In Bazovica, Italy, Prime Minister Giorgia Meloni criticized the decades of “unforgivable silence” at the commemoration on Saturday about the Italians who were killed by Yugoslav partisans in foibes (karst pits) during World War II and in Porec.
Meloni said she had visited the National Monument to the Victims of Phobia many times as a girl, and those who did so were often “accused and isolated.” She added that it was time for Italy to once again ask for forgiveness on behalf of its institutions for the wrong silence that has surrounded events on its eastern border for decades.
The Italian Prime Minister was joined by Deputy Prime Minister and Foreign Minister Antonio Tajani and Culture Minister Gennaro Sangiuliano, as well as regional leaders. Wreaths were also laid by President Massimiliano Fedriga and Mayor Roberto Dipiazza.
In January 2023, the right-wing government led by Giorgia Meloni approved the creation of a museum dedicated to Istrian, Rijeka and Dalmatian exiles who suffered under Tito’s communist dictatorship. The museum is expected to be a historic duty to these communities who were forced to leave everything behind in order to remain Italian.

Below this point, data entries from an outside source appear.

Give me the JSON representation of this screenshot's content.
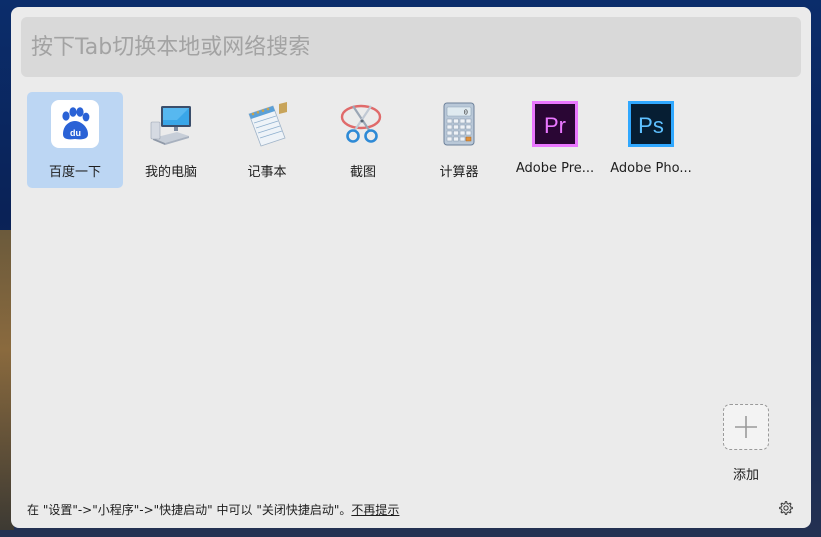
{
  "search": {
    "placeholder": "按下Tab切换本地或网络搜索"
  },
  "apps": [
    {
      "label": "百度一下",
      "icon": "baidu-icon",
      "selected": true
    },
    {
      "label": "我的电脑",
      "icon": "computer-icon"
    },
    {
      "label": "记事本",
      "icon": "notepad-icon"
    },
    {
      "label": "截图",
      "icon": "scissors-icon"
    },
    {
      "label": "计算器",
      "icon": "calculator-icon"
    },
    {
      "label": "Adobe Pre...",
      "icon": "adobe-premiere-icon"
    },
    {
      "label": "Adobe Pho...",
      "icon": "adobe-photoshop-icon"
    }
  ],
  "add": {
    "label": "添加",
    "icon": "plus-icon"
  },
  "footer": {
    "text": "在 \"设置\"->\"小程序\"->\"快捷启动\" 中可以 \"关闭快捷启动\"。",
    "link": "不再提示",
    "settings_icon": "gear-icon"
  },
  "colors": {
    "panel": "#ebebeb",
    "search_bg": "#d9d9d9",
    "selected": "#bcd6f3"
  }
}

It is estimated that several thousand Italians were killed in Istria during World War II and its aftermath. Research conducted by Croatian historian Marica Karakaš Obradov indicates that between July 1943 and September 1943, around 80% of Istrian inhabitants of Italian nationality left their homes, with approximately 300,000 people fleeing or being expelled from Istria, Rijeka and Zadar.